When I played them what I heard of course was music that I've probably played hundreds of times before. But when attempting to analyze what I've heard using familiar audiophile terms, words failed me. First of all, the music was quite distracting. In a good way. And so, it was either difficult to take many notes or I would just forget to take them until the album or the side of the record was finished. It was also a bit funny, because every time I'd scribble some traits of the music into my notebook, I'd sometimes add phrases such as "on steroids". "The music coming through the TA-200M monoblocks was so enveloping, it was like it produced a soundstage on steroids". This is not standard audiophile terminology, at least not as far as I'm concerned, and so I'm not sure how much help that would have been in understanding what I heard when I had these monoblocks were in my system. The best I can do is characterize the sound of the TA-200M monoblocks as if they were high powered tube amplifiers without any of the disadvantages of tubes.
These Triangle Art amps have the dynamic distance of tube amps, each instrument, each sound, and each group of instruments and sounds were separated from the others, realistically scaled, placed in different sections of a soundstage that filled my room. In addition to this spectacular characteristic, I can't imagine getting anywhere near this kind of tight, very pitch specific, thunderingly deep bass out of any tube amp no matter how powerful it is, especially when using electrostatic speakers that have challenging impedance characteristics. No matter how loud high the volume, the Triangle Art TA-200M monoblocks never complained. I heard no overload whatsoever. I thought 200 Watts might not be enough power for my rather large electrostatic speakers. It was plenty. I was also expecting these amplifiers to give off prestigious amounts of heat. Nope. I expected this because supposedly one of the disadvantages of Class A amplifiers is that their overall conversion efficiency is very low.
A considerable amount of their power when converting current to the musical signal is lost in the form of heat. Yes, the amplifiers became warm, but they never got too hot to touch with my fingers, and I could even lay my arm across the bow of the amplifier and leave it there for as long as I wanted.
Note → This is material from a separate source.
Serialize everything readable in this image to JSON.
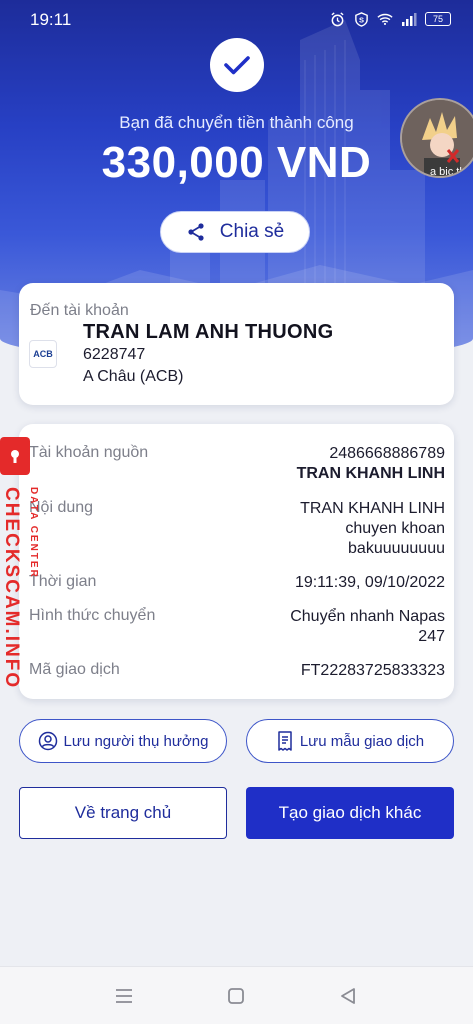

Score one for the TA-200Ms' heat sinks. In the past I've had some amps in my listening room that could have doubled as space heaters. Not these amplifiers.
There's a good chance, at least I hope so, that as time goes by there might be other high-priced, very ambitious amplifiers that I'm sent for review, as these days there seem to be many others on the market. If any of them come anywhere close to sounding like the Triangle Art TA-200M Class A monoblocks I can understand why some purchase these amplifiers, regardless of their cost. Every time I would play music through the TA-200M's I would utter statements such as "this is the best I've ever heard this music sound". This wouldn't occur only with audiophile favorites, but just about any music I played through the Triangle Art amplifiers, because these amplifiers let me hear exactly what is on the recording like no other amp that has ever done before in my system.